The tendency of our water to become increasingly acidic is due to nitric acid, aka nitrate, which is the product of a successful biological filter reducing ammonia to nitrite to nitrate. It’s also the food for the algae you’re trying to eliminate.

What’s it all mean? I would not look to create any drastic pH changes or add too many external chemicals to control algae in a pond and would, as I said in the previous post, look to biological / environmental controls such as water changes, shade, filter feeders and other plants like duckweed to compete with algae for the nutrients that remain.

Paul (Cheloniphile)

Edited by Cheloniphile, 17 November 2011 - 09:29 AM.


#9 RachelDBT

RachelDBT

    Starting Member

  • Members Standard
  • 23 posts

Posted 28 November 2011 - 03:15 PM

I find this stuff amazing, all the water chemistry stuff. When I was a kid my Dad kept all kinds of aquarium fish and pond fish and he would deal with all the same water quality control issues. I thought turtles would be less affected since they are air breathers. Dad says the factors on the algae bloom are accurate and likes the natural approach to controlling algae. He has had koi ponds for years and has run into the same problem. He said, though, that the duckweed will reproduce but the freshwater clams won't reproduce in the pond, is that important?

Rache

Edited by RachelDBT, 28 November 2011 - 03:16 PM.


#10 TurtlingAnn

TurtlingAnn

    Starting Member

  • Members Standard
  • 27 posts

Posted 05 December 2011 - 05:08 PM

If the turtles can mate then why can't the mussels? Is it a water volume thing?

#11 Cheloniphile

Cheloniphile

    Normal Member

  • Members Plus
  • 285 posts
  • Gender:Male
  • Location:Northeast and Mid Atlantic

Posted 10 December 2011 - 12:43 PM

Sorry to let this thread lapse, I just noticed that it had an update. The Elliptio freshwater mussel goes through a larval stage called a glochidia larva that attaches to the gills of some fish species for the duration of its transition from larva to the juvenile stage which will sink into the substrate and grow into the adult form. Some mussel species have more generalist larval forms that can utilize just about any type of fish.
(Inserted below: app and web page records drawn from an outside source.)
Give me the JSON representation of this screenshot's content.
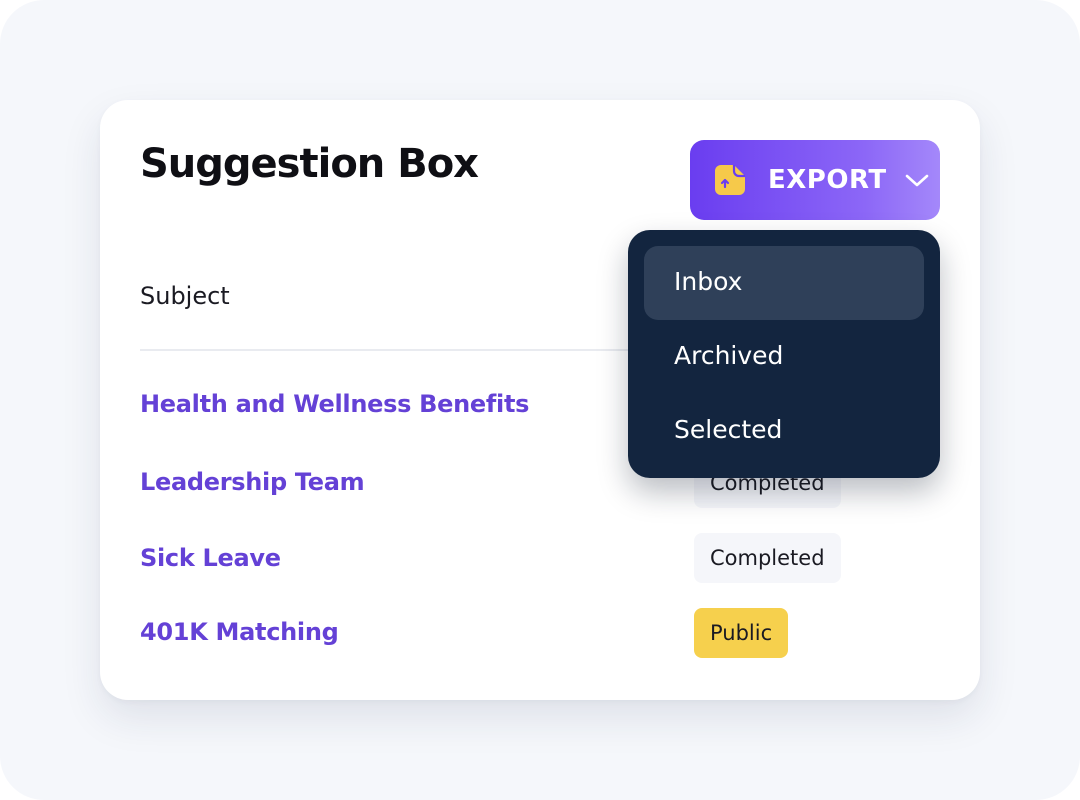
{
  "title": "Suggestion Box",
  "export_button": {
    "label": "EXPORT",
    "icon": "document-upload-icon",
    "chevron_icon": "chevron-down-icon"
  },
  "table": {
    "column_header": "Subject",
    "rows": [
      {
        "subject": "Health and Wellness Benefits",
        "status": ""
      },
      {
        "subject": "Leadership Team",
        "status": "Completed"
      },
      {
        "subject": "Sick Leave",
        "status": "Completed"
      },
      {
        "subject": "401K Matching",
        "status": "Public"
      }
    ]
  },
  "dropdown": {
    "items": [
      {
        "label": "Inbox",
        "highlighted": true
      },
      {
        "label": "Archived",
        "highlighted": false
      },
      {
        "label": "Selected",
        "highlighted": false
      }
    ]
  },
  "colors": {
    "accent": "#6a3df0",
    "subject_link": "#6441d6",
    "menu_bg": "#13253f",
    "public_badge": "#f6d04d"
  }
}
The Elliptio species of the east coast seem to be more specialized and favor sunfish / pumkinseeds, perch, and the American eel in its freshwater stages.

I don't think eels would thrive in a small pond and would eventually need to get to salt water. Perch and sunfish can co-habitate with our turles and a few could survive in a small turlle pond, but, depending on the pond size, not too many. I've kept a few sunfish in my larger tanks and my ponds with my painteds, maps, and musks, but the fish get big and become very aggressive at getting to the food first. If you feed turtles in a separate container it wouldn't be too bad.

I don't worry about the mussels breeding. They are part of the filter system / process and eventually food just like feeder fish. I do isolate the mussels in a separate tank for a week to 10 days with an anti-fungal (Pimafix) and an anti-biotic (Kordon's Ich Attach - Napthoquinone). I don't know that this adds any value but It makes me feel like I've made the effort to reduce outside parasites and it doesn't seem to harm either the mussels or the turtles once I put the mussels in the turtle tanks / ponds.

Paul (Cheloniphile)




0 user(s) are reading this topic

0 members, 0 guests, 0 anonymous users